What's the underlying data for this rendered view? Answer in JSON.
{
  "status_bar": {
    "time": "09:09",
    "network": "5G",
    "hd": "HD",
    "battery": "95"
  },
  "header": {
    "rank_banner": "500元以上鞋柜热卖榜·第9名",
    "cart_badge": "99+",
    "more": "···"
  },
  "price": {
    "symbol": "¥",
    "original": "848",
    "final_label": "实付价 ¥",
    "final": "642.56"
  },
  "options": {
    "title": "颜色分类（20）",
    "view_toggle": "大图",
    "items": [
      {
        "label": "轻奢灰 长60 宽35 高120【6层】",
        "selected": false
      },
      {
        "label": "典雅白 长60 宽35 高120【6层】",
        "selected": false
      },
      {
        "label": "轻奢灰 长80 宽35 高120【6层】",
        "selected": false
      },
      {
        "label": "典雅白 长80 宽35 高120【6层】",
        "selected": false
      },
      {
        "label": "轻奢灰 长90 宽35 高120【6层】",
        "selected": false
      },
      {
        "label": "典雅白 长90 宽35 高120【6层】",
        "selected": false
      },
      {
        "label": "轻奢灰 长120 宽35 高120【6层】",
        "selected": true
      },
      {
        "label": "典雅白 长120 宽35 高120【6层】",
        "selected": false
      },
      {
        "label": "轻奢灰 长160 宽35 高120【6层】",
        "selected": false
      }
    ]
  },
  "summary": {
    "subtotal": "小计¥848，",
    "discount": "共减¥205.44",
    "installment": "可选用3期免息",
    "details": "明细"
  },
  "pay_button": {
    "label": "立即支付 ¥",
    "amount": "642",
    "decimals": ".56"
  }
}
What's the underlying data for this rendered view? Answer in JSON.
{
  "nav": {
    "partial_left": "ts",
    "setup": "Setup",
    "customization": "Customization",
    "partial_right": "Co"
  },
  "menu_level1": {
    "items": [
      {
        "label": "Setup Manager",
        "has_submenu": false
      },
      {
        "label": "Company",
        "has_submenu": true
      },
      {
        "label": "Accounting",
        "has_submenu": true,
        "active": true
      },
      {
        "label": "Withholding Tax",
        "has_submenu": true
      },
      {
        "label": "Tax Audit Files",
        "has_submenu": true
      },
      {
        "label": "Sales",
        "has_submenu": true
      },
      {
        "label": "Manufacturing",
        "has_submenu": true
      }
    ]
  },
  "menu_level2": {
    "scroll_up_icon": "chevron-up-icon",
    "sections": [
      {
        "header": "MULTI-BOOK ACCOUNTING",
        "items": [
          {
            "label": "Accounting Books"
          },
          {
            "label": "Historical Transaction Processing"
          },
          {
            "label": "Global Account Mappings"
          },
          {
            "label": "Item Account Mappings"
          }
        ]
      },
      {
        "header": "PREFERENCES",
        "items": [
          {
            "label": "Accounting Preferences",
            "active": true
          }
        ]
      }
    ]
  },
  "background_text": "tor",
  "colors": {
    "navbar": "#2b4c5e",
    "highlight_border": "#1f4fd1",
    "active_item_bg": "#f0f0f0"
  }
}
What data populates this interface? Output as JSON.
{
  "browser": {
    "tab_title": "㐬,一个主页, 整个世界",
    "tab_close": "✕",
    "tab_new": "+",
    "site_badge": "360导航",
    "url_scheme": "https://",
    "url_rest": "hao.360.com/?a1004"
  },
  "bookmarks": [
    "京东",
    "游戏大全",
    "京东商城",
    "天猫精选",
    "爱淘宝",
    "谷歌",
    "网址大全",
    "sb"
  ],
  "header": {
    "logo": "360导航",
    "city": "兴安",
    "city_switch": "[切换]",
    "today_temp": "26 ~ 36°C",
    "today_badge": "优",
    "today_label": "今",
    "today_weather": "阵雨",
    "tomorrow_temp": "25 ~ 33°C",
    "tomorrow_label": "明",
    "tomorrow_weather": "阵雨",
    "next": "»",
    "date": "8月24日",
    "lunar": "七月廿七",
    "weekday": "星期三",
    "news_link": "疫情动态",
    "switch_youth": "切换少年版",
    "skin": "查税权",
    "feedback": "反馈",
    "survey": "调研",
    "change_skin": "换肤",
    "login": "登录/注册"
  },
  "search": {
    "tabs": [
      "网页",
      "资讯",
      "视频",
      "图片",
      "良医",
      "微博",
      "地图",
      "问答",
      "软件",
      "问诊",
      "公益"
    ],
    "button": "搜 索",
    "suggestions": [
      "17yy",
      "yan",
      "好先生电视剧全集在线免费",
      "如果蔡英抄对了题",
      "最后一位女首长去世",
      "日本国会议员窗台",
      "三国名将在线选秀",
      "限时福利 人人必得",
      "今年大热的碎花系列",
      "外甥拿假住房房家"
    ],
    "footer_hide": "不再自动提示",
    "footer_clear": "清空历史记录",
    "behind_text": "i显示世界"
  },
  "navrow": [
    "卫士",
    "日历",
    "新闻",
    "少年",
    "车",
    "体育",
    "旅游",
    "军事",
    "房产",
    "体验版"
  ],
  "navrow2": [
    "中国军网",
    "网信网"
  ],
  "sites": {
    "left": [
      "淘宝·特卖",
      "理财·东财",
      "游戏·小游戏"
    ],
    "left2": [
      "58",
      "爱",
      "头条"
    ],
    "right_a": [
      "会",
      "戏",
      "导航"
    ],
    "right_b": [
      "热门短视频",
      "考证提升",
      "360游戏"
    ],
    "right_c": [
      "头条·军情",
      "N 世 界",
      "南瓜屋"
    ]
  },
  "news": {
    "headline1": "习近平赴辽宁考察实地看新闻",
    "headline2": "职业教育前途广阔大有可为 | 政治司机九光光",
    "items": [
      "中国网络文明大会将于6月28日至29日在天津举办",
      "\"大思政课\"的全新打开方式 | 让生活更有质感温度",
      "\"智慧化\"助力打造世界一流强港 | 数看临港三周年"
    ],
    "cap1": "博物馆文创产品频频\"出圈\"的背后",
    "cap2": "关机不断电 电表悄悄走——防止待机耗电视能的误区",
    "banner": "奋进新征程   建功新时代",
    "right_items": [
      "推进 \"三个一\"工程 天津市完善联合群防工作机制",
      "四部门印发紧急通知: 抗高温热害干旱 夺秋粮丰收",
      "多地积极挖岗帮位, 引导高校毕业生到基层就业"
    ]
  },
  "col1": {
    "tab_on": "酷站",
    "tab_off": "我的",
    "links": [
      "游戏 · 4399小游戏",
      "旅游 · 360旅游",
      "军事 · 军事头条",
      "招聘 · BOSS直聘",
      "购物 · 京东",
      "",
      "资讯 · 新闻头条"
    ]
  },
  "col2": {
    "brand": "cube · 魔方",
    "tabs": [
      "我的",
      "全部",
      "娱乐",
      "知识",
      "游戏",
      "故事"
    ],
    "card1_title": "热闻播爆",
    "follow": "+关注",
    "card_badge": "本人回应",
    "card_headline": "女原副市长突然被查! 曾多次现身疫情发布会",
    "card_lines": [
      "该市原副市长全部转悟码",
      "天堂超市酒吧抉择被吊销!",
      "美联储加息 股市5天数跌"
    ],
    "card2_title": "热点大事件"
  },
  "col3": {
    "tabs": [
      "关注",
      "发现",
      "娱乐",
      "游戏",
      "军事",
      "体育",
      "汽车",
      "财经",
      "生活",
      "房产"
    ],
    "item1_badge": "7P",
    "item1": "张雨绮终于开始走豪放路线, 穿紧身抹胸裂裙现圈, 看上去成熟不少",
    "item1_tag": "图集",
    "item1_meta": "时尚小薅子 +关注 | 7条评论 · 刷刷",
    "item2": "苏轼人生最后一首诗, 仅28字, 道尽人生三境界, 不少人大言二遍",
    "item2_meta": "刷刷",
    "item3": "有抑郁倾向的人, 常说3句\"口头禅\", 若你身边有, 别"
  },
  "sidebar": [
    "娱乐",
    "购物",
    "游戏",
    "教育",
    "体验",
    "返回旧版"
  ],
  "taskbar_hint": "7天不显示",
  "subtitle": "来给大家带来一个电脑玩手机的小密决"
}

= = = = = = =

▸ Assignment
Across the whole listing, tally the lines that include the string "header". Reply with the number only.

▸ Output of the exercise
4